It remains to be seen why the cable modem behaves this way. My guess, knowing very little about the innards of such beasts, is that maybe they have two different IP stacks in there, and they don't play by the same rules. It's a pretty stark difference in behavior when you go from ports 80/443 to 8080. It's almost like there are multiple tiny embedded devices all trying to serve bits of the TCP port space on and they all have their own ideas about how to handle layer 2 stuff.

Can we get going with IPv6 for this kind of stuff already? This death-to-my-sanity-by-RFC-1918-conflicts business in IPv4 isn't fun any more.

I really hope you didn't need to know any of this.


Epilogue: in the time since I did my first investigation and now, something about "WTF_MAC" changed. Comparing my notes, I can see that both are the OUI of 02:10:18, but the last 24 bits changed. So, not only is it some wacky address that doesn't match the "normal" part of the cable modem, it doesn't even stay the same!

Is this some Broadcom placeholder thing? Information about that OUI online is sketchy at best. There aren't that many starting with "02", either.

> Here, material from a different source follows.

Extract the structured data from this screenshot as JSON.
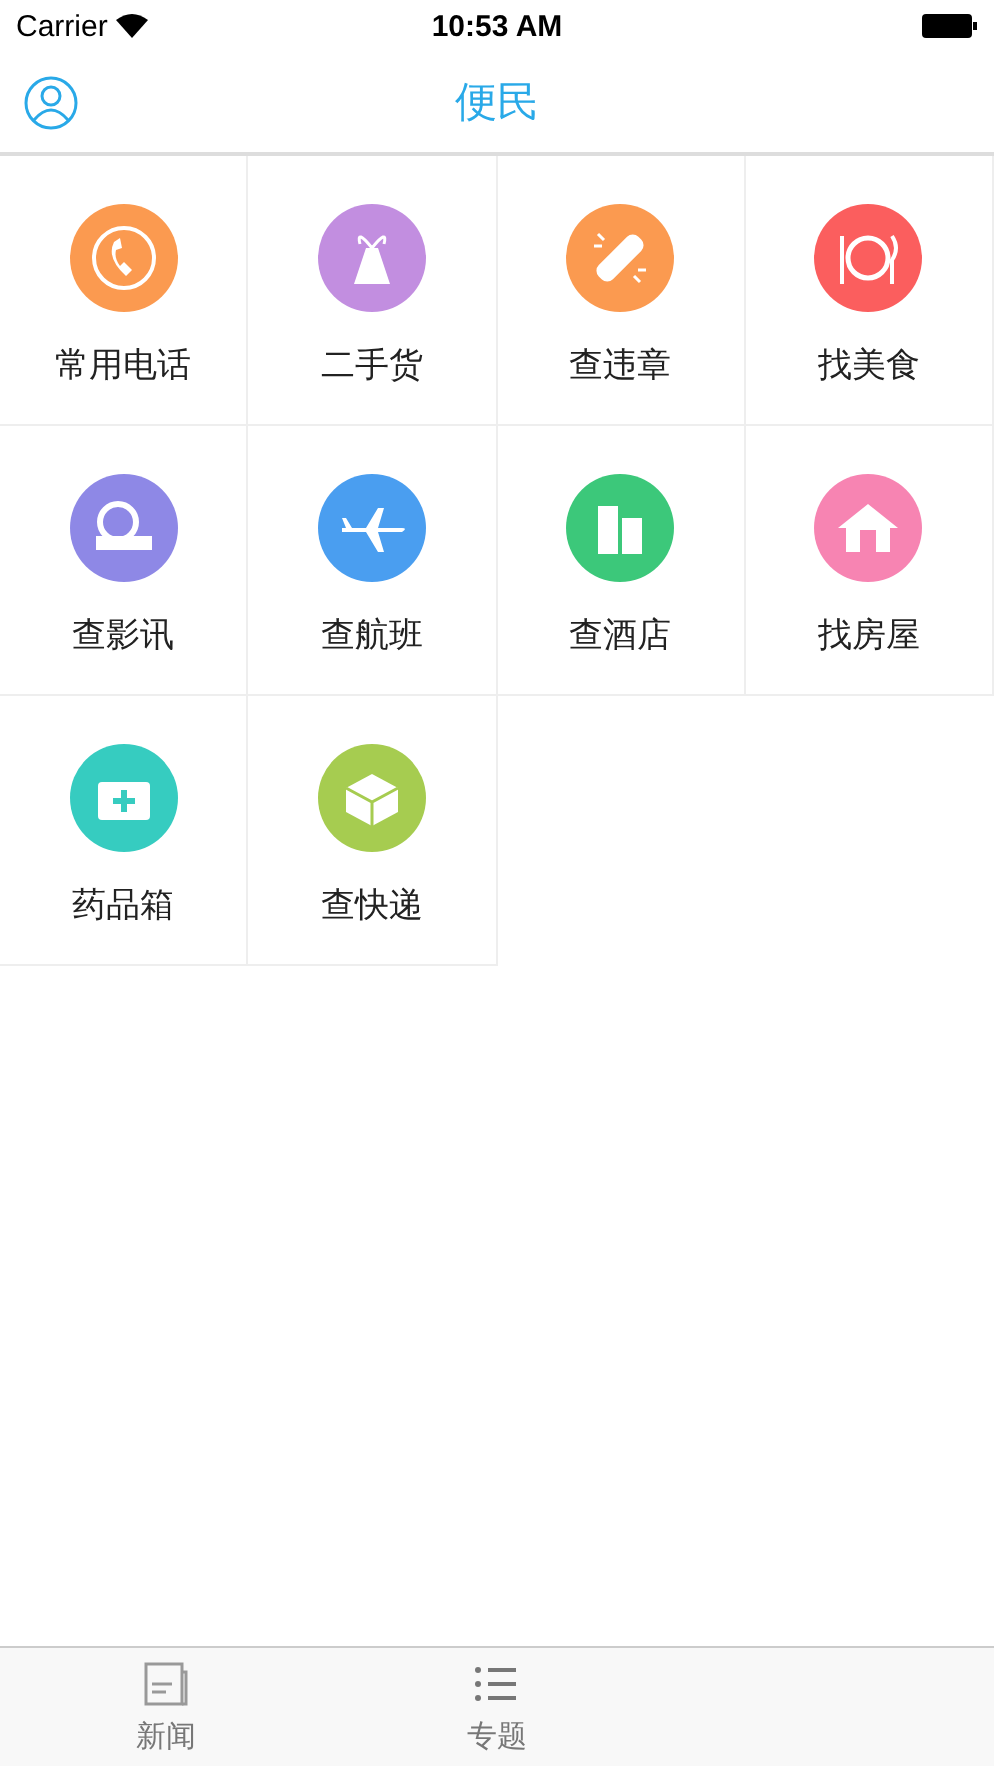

I hadn't seen that since my ancient 3com ISA cards back when I first got into this stuff.

So weird.